Last night provided yet another example. SREF forecasts initialized at 0900 UTC 25 January (2 AM MST Saturday) produced anywhere from 3-12 inches with last night storm with a mean of about 8.
Thusfar, we're up to a 12 inch total, at the top of the ensemble range, and it's still snowing.
I could dig further, but who wants to jinx this run? Let it keep coming.
Shifting gears, it's now January 27th, which puts us nearly 2/3 of the way through meteorological winter (December-February) and the snow accumulation season. In the Salt Lake Valley, it's been a relatively mild meteorological winter with a mean temperature at the Salt Lake City Airport through Jan 26 of 34.6˚F, the 16th warmest on record (i.e., since 1875).
The coldest temperature observed so far this winter at the airport is a relatively balmy 20˚F, which was the minimum on three days in December and two in January. That's pretty pathetic. We've never gone so deep into meteorological winter without a colder temperature.
|Source: NOAA Regional Climate Centers|
Finally, a quick comment on the state of the snowpack. It's been a good snow season, but the snowpack is not as fat as you might think. The Snowbird SNOTEL sites at 148% of median, but as of yesterday elsewhere in the Salt Lake and Bountiful area mountains Brighton is 113%, Thaynes Canyon 111%, Mill-D North 114%, Parleys Summit 112%, Lookout Peak 125%, Louis Meadow 110%, Hardscrabble 105%, Parrish Creek 111%, Farmington 105%, and Farmington Lower 112%. To the south, Timp Divide and Cascade Mountain are below median (94% and 89%, respectively).

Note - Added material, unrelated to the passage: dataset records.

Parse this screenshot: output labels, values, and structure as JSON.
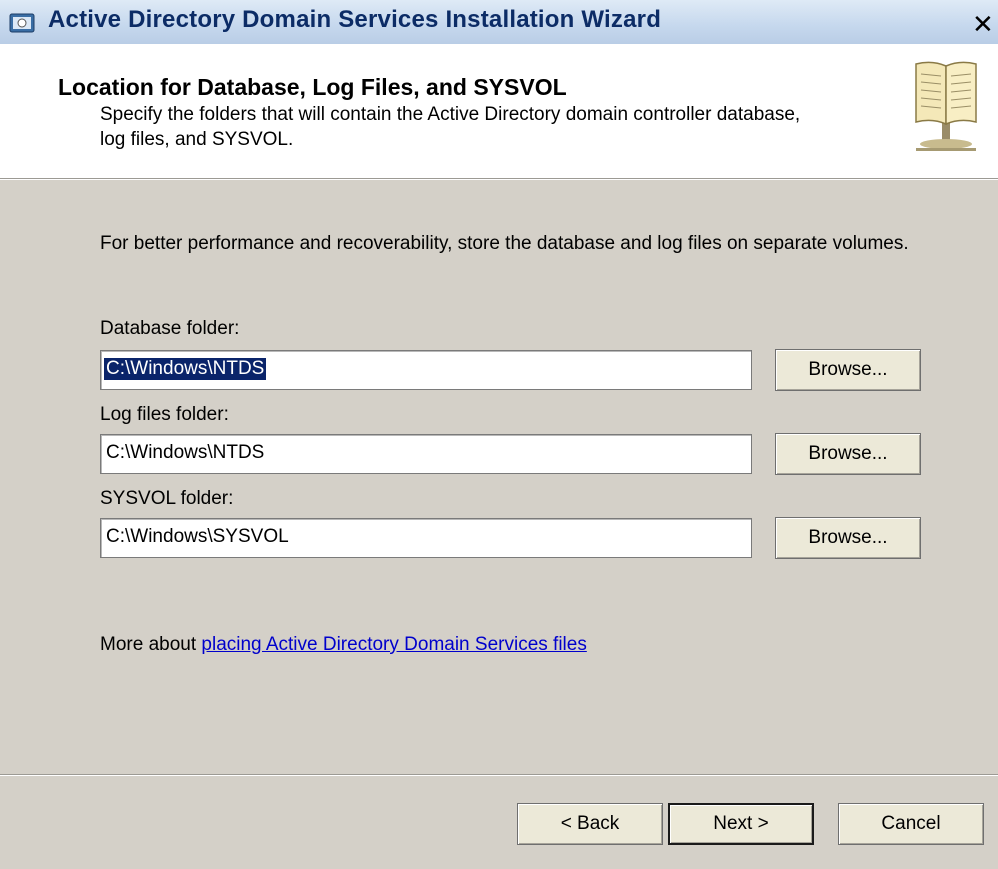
{
  "window": {
    "title": "Active Directory Domain Services Installation Wizard",
    "close_glyph": "✕"
  },
  "header": {
    "title": "Location for Database, Log Files, and SYSVOL",
    "description": "Specify the folders that will contain the Active Directory domain controller database, log files, and SYSVOL.",
    "icon": "book-icon"
  },
  "intro": "For better performance and recoverability, store the database and log files on separate volumes.",
  "fields": {
    "database": {
      "label": "Database folder:",
      "value": "C:\\Windows\\NTDS",
      "browse_label": "Browse..."
    },
    "logs": {
      "label": "Log files folder:",
      "value": "C:\\Windows\\NTDS",
      "browse_label": "Browse..."
    },
    "sysvol": {
      "label": "SYSVOL folder:",
      "value": "C:\\Windows\\SYSVOL",
      "browse_label": "Browse..."
    }
  },
  "more": {
    "prefix": "More about ",
    "link": "placing Active Directory Domain Services files"
  },
  "footer": {
    "back_label": "< Back",
    "next_label": "Next >",
    "cancel_label": "Cancel"
  },
  "colors": {
    "dialog_bg": "#d4d0c8",
    "selection": "#0a246a",
    "link": "#0000cc"
  }
}
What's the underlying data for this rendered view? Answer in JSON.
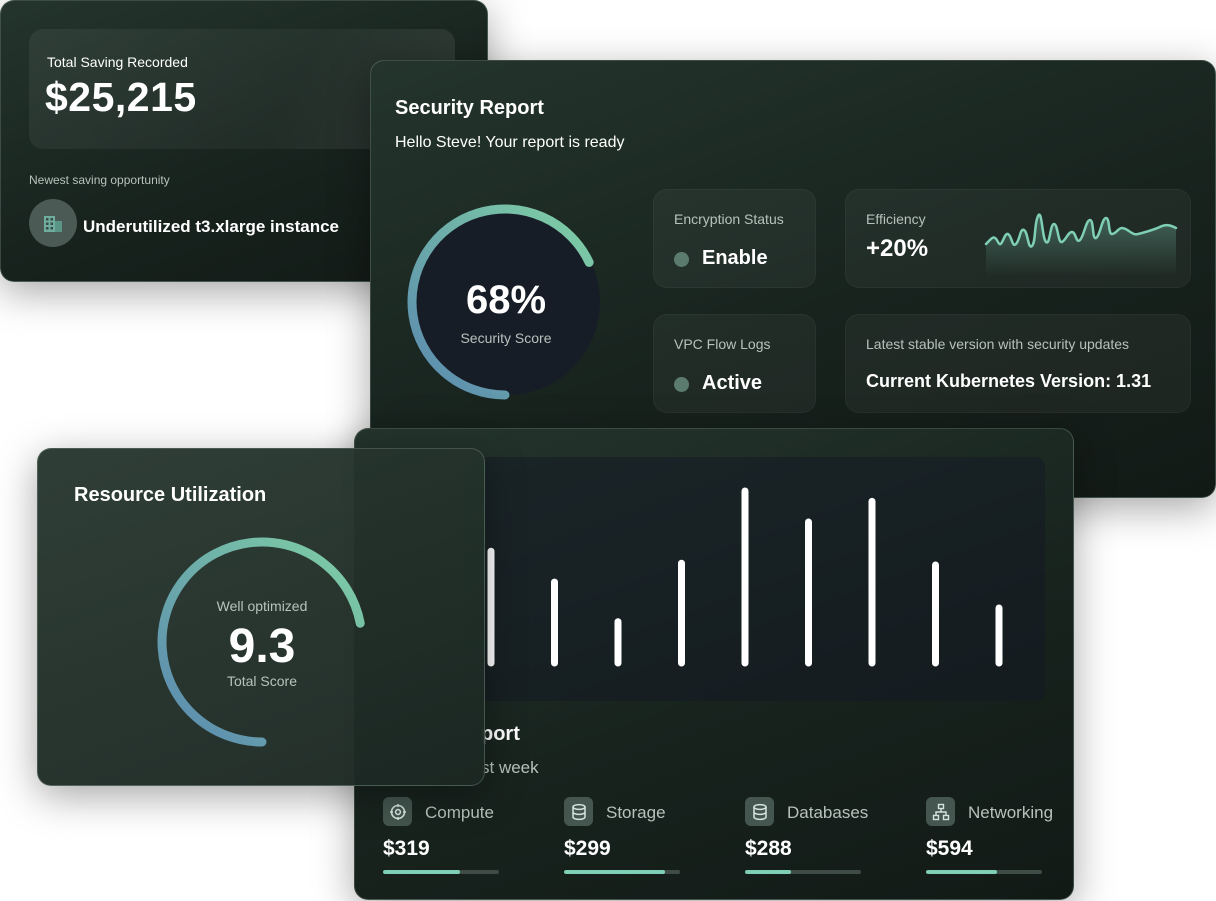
{
  "savings": {
    "hero_label": "Total Saving Recorded",
    "hero_value": "$25,215",
    "opportunity_label": "Newest saving opportunity",
    "opportunity_icon": "building-icon",
    "opportunity_text": "Underutilized t3.xlarge instance"
  },
  "security": {
    "title": "Security Report",
    "subtitle": "Hello Steve! Your report is ready",
    "score_value": "68%",
    "score_fraction": 0.68,
    "score_label": "Security Score",
    "encryption": {
      "label": "Encryption Status",
      "value": "Enable"
    },
    "vpc": {
      "label": "VPC Flow Logs",
      "value": "Active"
    },
    "efficiency": {
      "label": "Efficiency",
      "value": "+20%"
    },
    "kubernetes": {
      "label": "Latest stable version with security updates",
      "value": "Current Kubernetes Version: 1.31"
    }
  },
  "cost": {
    "title": "port",
    "subtitle": "st week",
    "bar_levels": [
      0.65,
      0.47,
      0.24,
      0.58,
      1.0,
      0.82,
      0.94,
      0.57,
      0.32
    ],
    "categories": [
      {
        "label": "Compute",
        "value": "$319",
        "icon": "compute-icon",
        "fill": 0.66
      },
      {
        "label": "Storage",
        "value": "$299",
        "icon": "storage-icon",
        "fill": 0.87
      },
      {
        "label": "Databases",
        "value": "$288",
        "icon": "database-icon",
        "fill": 0.4
      },
      {
        "label": "Networking",
        "value": "$594",
        "icon": "network-icon",
        "fill": 0.61
      }
    ]
  },
  "resource": {
    "title": "Resource Utilization",
    "top_label": "Well optimized",
    "value": "9.3",
    "bottom_label": "Total Score",
    "score_fraction": 0.72
  },
  "colors": {
    "accent": "#7fcfb6",
    "gauge_start": "#5a88b0",
    "gauge_end": "#7fd0a4"
  }
}
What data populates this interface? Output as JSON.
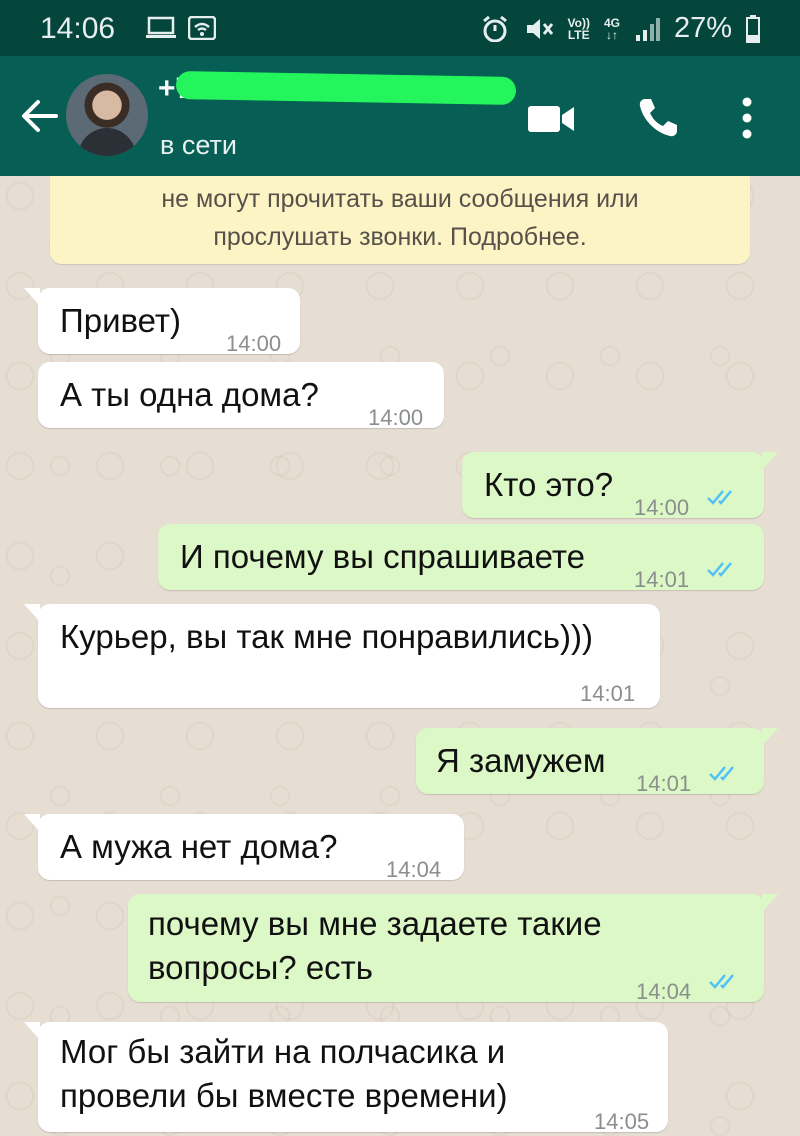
{
  "status_bar": {
    "time": "14:06",
    "volte": "Vo))",
    "lte": "LTE",
    "net_type": "4G",
    "battery": "27%"
  },
  "header": {
    "contact_name_visible": "+7",
    "status": "в сети",
    "accent": "#075e54"
  },
  "encryption_banner": {
    "line1": "не могут прочитать ваши сообщения или",
    "line2": "прослушать звонки. Подробнее."
  },
  "messages": [
    {
      "dir": "in",
      "text": "Привет)",
      "time": "14:00"
    },
    {
      "dir": "in",
      "text": "А ты одна дома?",
      "time": "14:00"
    },
    {
      "dir": "out",
      "text": "Кто это?",
      "time": "14:00",
      "status": "read"
    },
    {
      "dir": "out",
      "text": "И почему вы спрашиваете",
      "time": "14:01",
      "status": "read"
    },
    {
      "dir": "in",
      "text": "Курьер, вы так мне понравились)))",
      "time": "14:01"
    },
    {
      "dir": "out",
      "text": "Я замужем",
      "time": "14:01",
      "status": "read"
    },
    {
      "dir": "in",
      "text": "А мужа нет дома?",
      "time": "14:04"
    },
    {
      "dir": "out",
      "lines": [
        "почему вы мне задаете такие",
        "вопросы? есть"
      ],
      "time": "14:04",
      "status": "read"
    },
    {
      "dir": "in",
      "lines": [
        "Мог бы зайти на полчасика и",
        "провели бы вместе времени)"
      ],
      "time": "14:05"
    }
  ],
  "colors": {
    "outgoing_bubble": "#dcf8c6",
    "incoming_bubble": "#ffffff",
    "read_tick": "#4fc3f7",
    "banner": "#fdf4c5"
  }
}
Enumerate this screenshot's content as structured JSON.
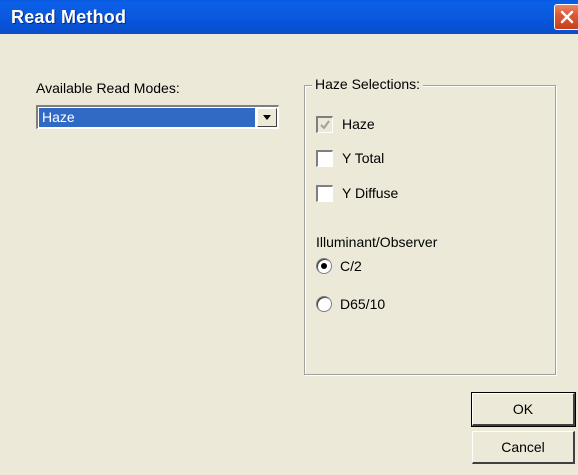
{
  "window": {
    "title": "Read Method"
  },
  "read_modes": {
    "label": "Available Read Modes:",
    "selected": "Haze"
  },
  "haze_selections": {
    "legend": "Haze Selections:",
    "checkboxes": [
      {
        "label": "Haze",
        "checked": true,
        "disabled": true
      },
      {
        "label": "Y Total",
        "checked": false,
        "disabled": false
      },
      {
        "label": "Y Diffuse",
        "checked": false,
        "disabled": false
      }
    ],
    "illuminant_label": "Illuminant/Observer",
    "radios": [
      {
        "label": "C/2",
        "selected": true
      },
      {
        "label": "D65/10",
        "selected": false
      }
    ]
  },
  "buttons": {
    "ok": "OK",
    "cancel": "Cancel"
  },
  "colors": {
    "titlebar": "#0a58e0",
    "selection": "#316ac5",
    "close": "#dc5a35",
    "dialog_bg": "#ece9d8"
  }
}
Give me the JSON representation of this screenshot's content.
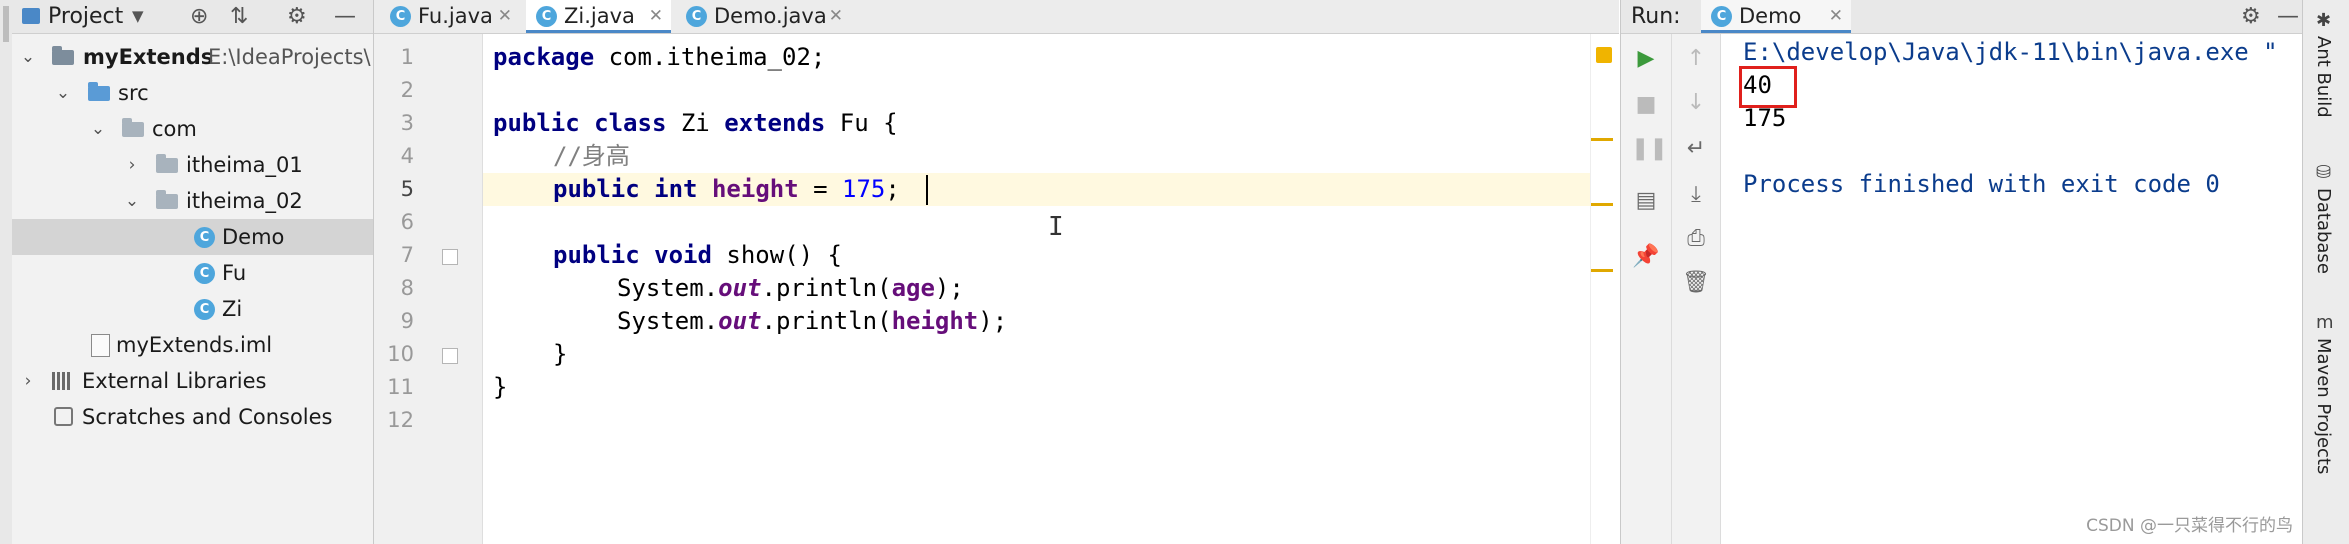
{
  "project": {
    "title": "Project",
    "tree": [
      {
        "label": "myExtends",
        "path": "E:\\IdeaProjects\\"
      },
      {
        "label": "src"
      },
      {
        "label": "com"
      },
      {
        "label": "itheima_01"
      },
      {
        "label": "itheima_02"
      },
      {
        "label": "Demo"
      },
      {
        "label": "Fu"
      },
      {
        "label": "Zi"
      },
      {
        "label": "myExtends.iml"
      },
      {
        "label": "External Libraries"
      },
      {
        "label": "Scratches and Consoles"
      }
    ]
  },
  "editor": {
    "tabs": [
      {
        "label": "Fu.java",
        "icon": "class-icon"
      },
      {
        "label": "Zi.java",
        "icon": "class-icon",
        "active": true
      },
      {
        "label": "Demo.java",
        "icon": "runnable-class-icon"
      }
    ],
    "line_numbers": [
      "1",
      "2",
      "3",
      "4",
      "5",
      "6",
      "7",
      "8",
      "9",
      "10",
      "11",
      "12"
    ],
    "code": {
      "line1": {
        "kw": "package",
        "rest": " com.itheima_02;"
      },
      "line3": {
        "kw1": "public",
        "kw2": "class",
        "name": " Zi ",
        "kw3": "extends",
        "rest": " Fu {"
      },
      "line4": {
        "comment": "//身高"
      },
      "line5": {
        "kw1": "public",
        "kw2": "int",
        "field": "height",
        "eq": " = ",
        "num": "175",
        "end": ";"
      },
      "line7": {
        "kw1": "public",
        "kw2": "void",
        "rest": " show() {"
      },
      "line8": {
        "pre": "System.",
        "stat": "out",
        "mid": ".println(",
        "field": "age",
        "end": ");"
      },
      "line9": {
        "pre": "System.",
        "stat": "out",
        "mid": ".println(",
        "field": "height",
        "end": ");"
      },
      "line10": {
        "text": "}"
      },
      "line11": {
        "text": "}"
      }
    }
  },
  "run": {
    "label": "Run:",
    "tab": "Demo",
    "output": [
      "E:\\develop\\Java\\jdk-11\\bin\\java.exe \"",
      "40",
      "175",
      "",
      "Process finished with exit code 0"
    ]
  },
  "right_tools": [
    "Ant Build",
    "Database",
    "Maven Projects"
  ],
  "watermark": "CSDN @一只菜得不行的鸟",
  "colors": {
    "keyword": "#000080",
    "field": "#660e7a",
    "number": "#0000ff",
    "comment": "#808080",
    "console": "#0b3c8c",
    "highlight": "#e0201c"
  }
}
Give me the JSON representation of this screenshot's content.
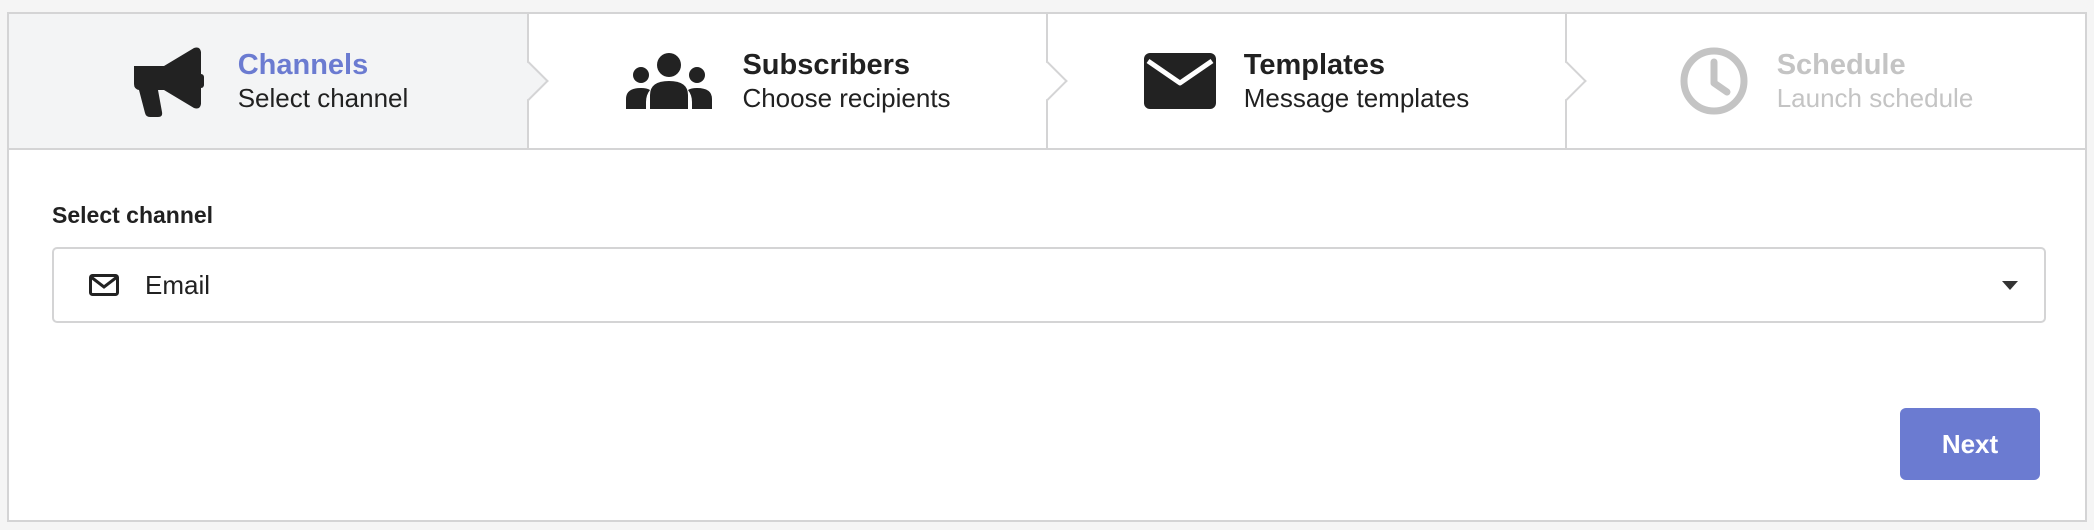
{
  "steps": [
    {
      "title": "Channels",
      "description": "Select channel",
      "icon": "megaphone-icon",
      "state": "active"
    },
    {
      "title": "Subscribers",
      "description": "Choose recipients",
      "icon": "users-icon",
      "state": "default"
    },
    {
      "title": "Templates",
      "description": "Message templates",
      "icon": "envelope-icon",
      "state": "default"
    },
    {
      "title": "Schedule",
      "description": "Launch schedule",
      "icon": "clock-icon",
      "state": "disabled"
    }
  ],
  "form": {
    "label": "Select channel",
    "selected_value": "Email",
    "selected_icon": "envelope-outline-icon"
  },
  "actions": {
    "next_label": "Next"
  },
  "colors": {
    "accent": "#6b7bd1",
    "active_step_bg": "#f3f4f5",
    "disabled_text": "#c4c4c4",
    "border": "#d4d4d5"
  }
}
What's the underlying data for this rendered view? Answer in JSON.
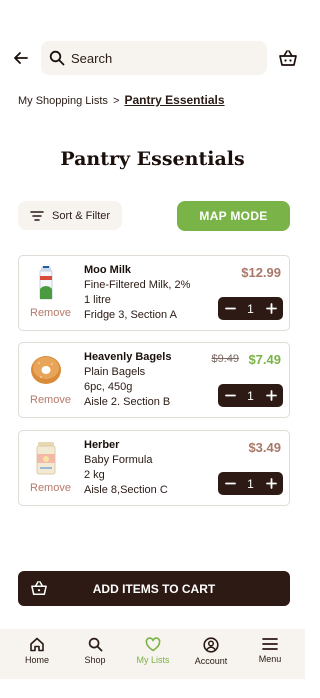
{
  "search": {
    "placeholder": "Search"
  },
  "breadcrumb": {
    "parent": "My Shopping Lists",
    "separator": ">",
    "current": "Pantry Essentials"
  },
  "page_title": "Pantry Essentials",
  "controls": {
    "sort_label": "Sort & Filter",
    "map_label": "MAP MODE"
  },
  "items": [
    {
      "name": "Moo Milk",
      "lines": [
        "Fine-Filtered Milk, 2%",
        "1 litre",
        "Fridge 3, Section A"
      ],
      "price": "$12.99",
      "old_price": "",
      "qty": "1",
      "remove": "Remove"
    },
    {
      "name": "Heavenly Bagels",
      "lines": [
        "Plain Bagels",
        "6pc, 450g",
        "Aisle 2. Section B"
      ],
      "price": "$7.49",
      "old_price": "$9.49",
      "qty": "1",
      "remove": "Remove"
    },
    {
      "name": "Herber",
      "lines": [
        "Baby Formula",
        "2 kg",
        "Aisle 8,Section C"
      ],
      "price": "$3.49",
      "old_price": "",
      "qty": "1",
      "remove": "Remove"
    }
  ],
  "add_to_cart_label": "ADD ITEMS TO CART",
  "nav": [
    {
      "label": "Home",
      "icon": "home-icon"
    },
    {
      "label": "Shop",
      "icon": "search-icon"
    },
    {
      "label": "My Lists",
      "icon": "heart-icon",
      "active": true
    },
    {
      "label": "Account",
      "icon": "account-icon"
    },
    {
      "label": "Menu",
      "icon": "menu-icon"
    }
  ],
  "colors": {
    "accent": "#7ab347",
    "dark": "#2e1a14",
    "price": "#a8786a",
    "surface": "#f7f3ee",
    "remove": "#b5786b"
  }
}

Last night's snow will help a bit, but if I was a water manager, I'd keep doing my snow dances.